UDS Statement |
UDS stands for user defined sampler. The UDS statement enables you to use a separate algorithm, other than the default random walk Metropolis, to update parameters in the model. The purpose of the UDS statement is to give you a greater amount of flexibility and better control over the updating schemes of the Markov chain. Multiple UDS statements are allowed.
For the UDS statement to work properly, you have to do the following:
write a subroutine by using PROC FCMP (see the FCMP Procedure in the Base SAS Procedures Guide) and save it to a SAS catalog (see the example in this section). The subroutine must update some parameters in the model. These are the UDS parameters. The subroutine is called the UDS subroutine.
declare any UDS parameters in the PARMS statement with a sampling option, as in </ UDS> (see the section PARMS Statement).
specify the prior distributions for all UDS parameters, using the PRIOR statements.
Note: All UDS parameters must appear in three places: the UDS statement, the PARMS statement, and the PRIOR statement. Otherwise, PROC MCMC exits.
To obtain a valid Markov chain, a UDS subroutine must update a parameter from its full posterior conditional distribution and not the posterior marginal distribution. The posterior conditional is something that you need to provide. This conditional is implicitly based on a prior distribution. PROC MCMC has no means to verify that the implied prior in the UDS subroutine is the same as the prior that you specified in the PRIOR statement. You need to make sure that the two distributions agree; otherwise, you will get misleading results.

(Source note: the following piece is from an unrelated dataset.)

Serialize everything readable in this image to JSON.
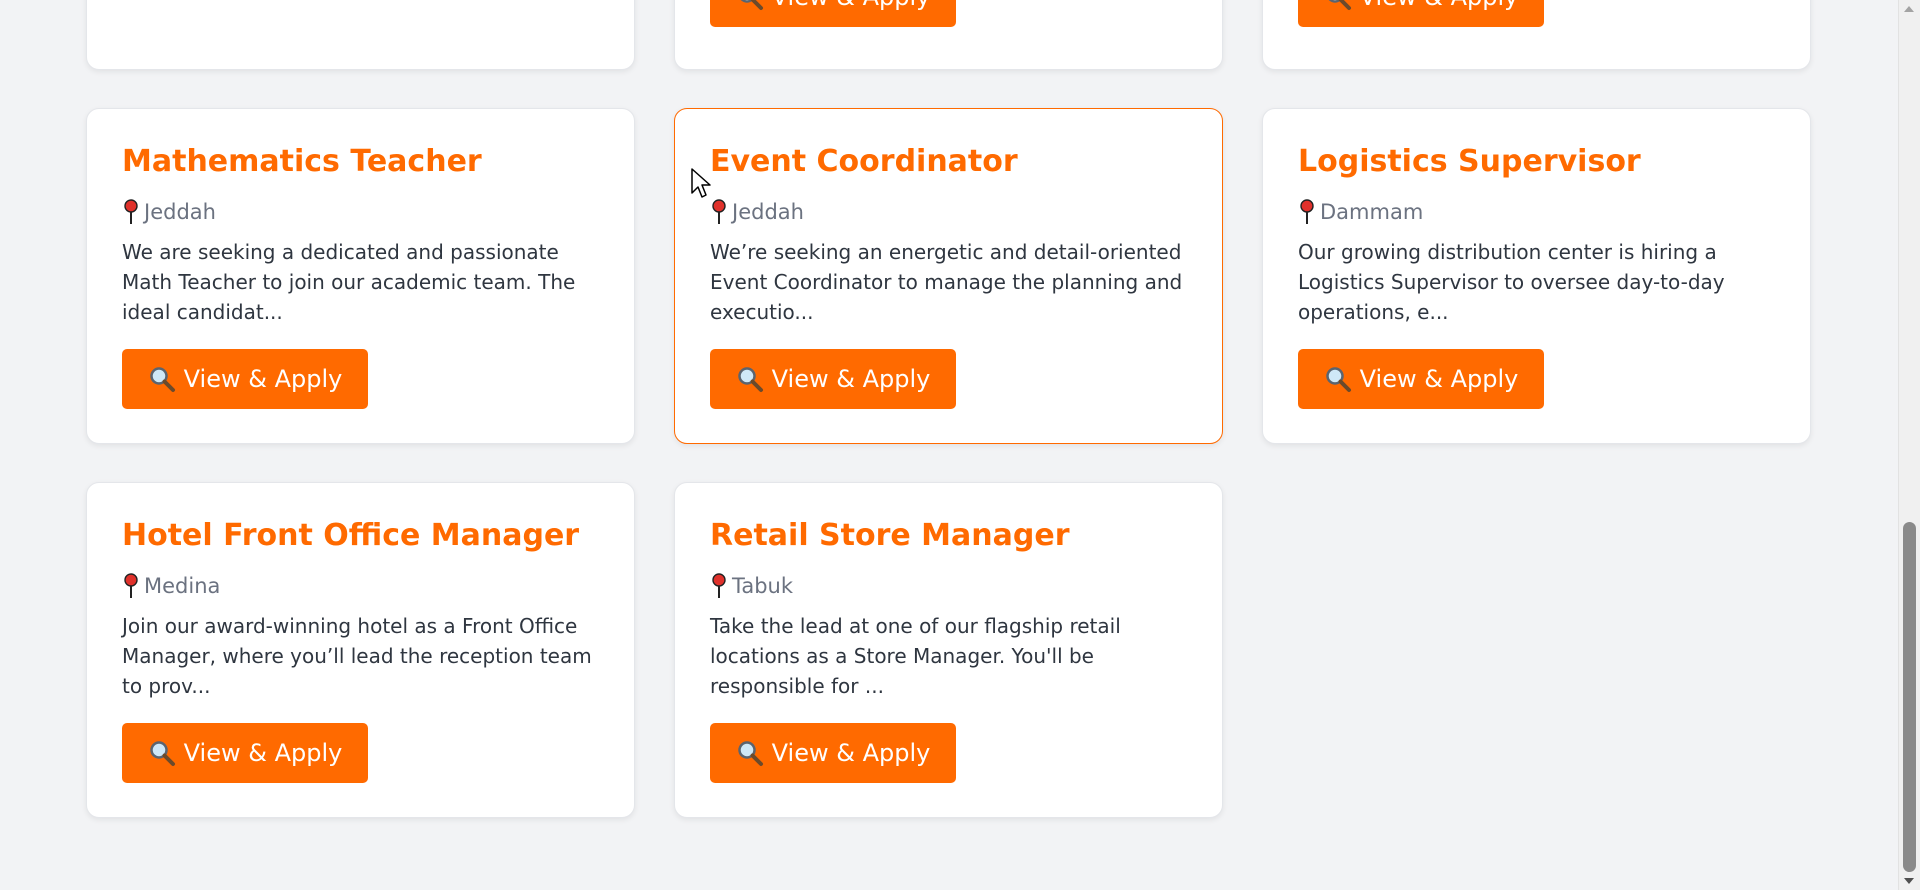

The priors in the PRIOR statements do not directly affect the sampling of the UDS parameters. They could affect the sampling of the other parameters in the model, which, in turn, changes the behavior of the Markov chain. You can see this by noting cases where the hyperparameters of the UDS parameters are model parameters; the priors should be part of the posterior conditional distributions of these hyperparameters, and they cannot be omitted.
Some additional information is listed to help you better understand the UDS statement:
Most features of the SAS programming language can be used in subroutines processed by PROC FCMP (see the FCMP Procedure in the Base SAS Procedures Guide).
The UDS statement does not support FCMP functions—a FCMP function returns a value, while a subroutine does not. A subroutine updates some of its subroutine arguments. These arguments are called OUTARGS arguments.
The UDS parameters cannot be in the same block as other parameters. The optional argument </ UDS> in the PARMS statement prevents parameters that use the default Metropolis from being mixed with those that are updated by the UDS subroutines.
You can put all the UDS parameters in the same PARMS statement or have a separate UDS statement for each of them.
The same subroutine can be used in multiple UDS statements. This feature comes in handy if you have a generic sampler that can be applied to different parameters.
PROC MCMC updates the UDS parameters by calling the UDS subroutines directly. At every iteration, PROC MCMC first samples parameters that use the Metropolis algorithm, then the UDS parameters. Sampling of the UDS parameters proceeds in the order in which the UDS statements are listed.
A UDS subroutine accepts any symbols in the program as well as any input data set variables as its arguments.
Only the OUTARGS arguments in a UDS subroutine are updated in PROC MCMC. You can modify other arguments in the subroutine, but the changes are not global in the procedure.
If a UDS subroutine has an argument that is a SAS data set variable, PROC MCMC steps through the data set while updating the UDS parameters. The subroutine is called once per observation in the data set for every iteration.
If a UDS subroutine does not have any arguments that are data set variables, PROC MCMC does not access the data set while executing the subroutine. The subroutine is called once per iteration.
To reduce the overhead in calling the UDS subroutine and accessing the data set repeatedly, you might consider reading all the input data set variables into arrays and using the arrays as the subroutine arguments. See the section BEGINCNST/ENDCNST Statement about how to use the BEGINCNST and ENDCNST statements to store data set variables.
For an example that uses the UDS statement, see Implement a New Sampling Algorithm.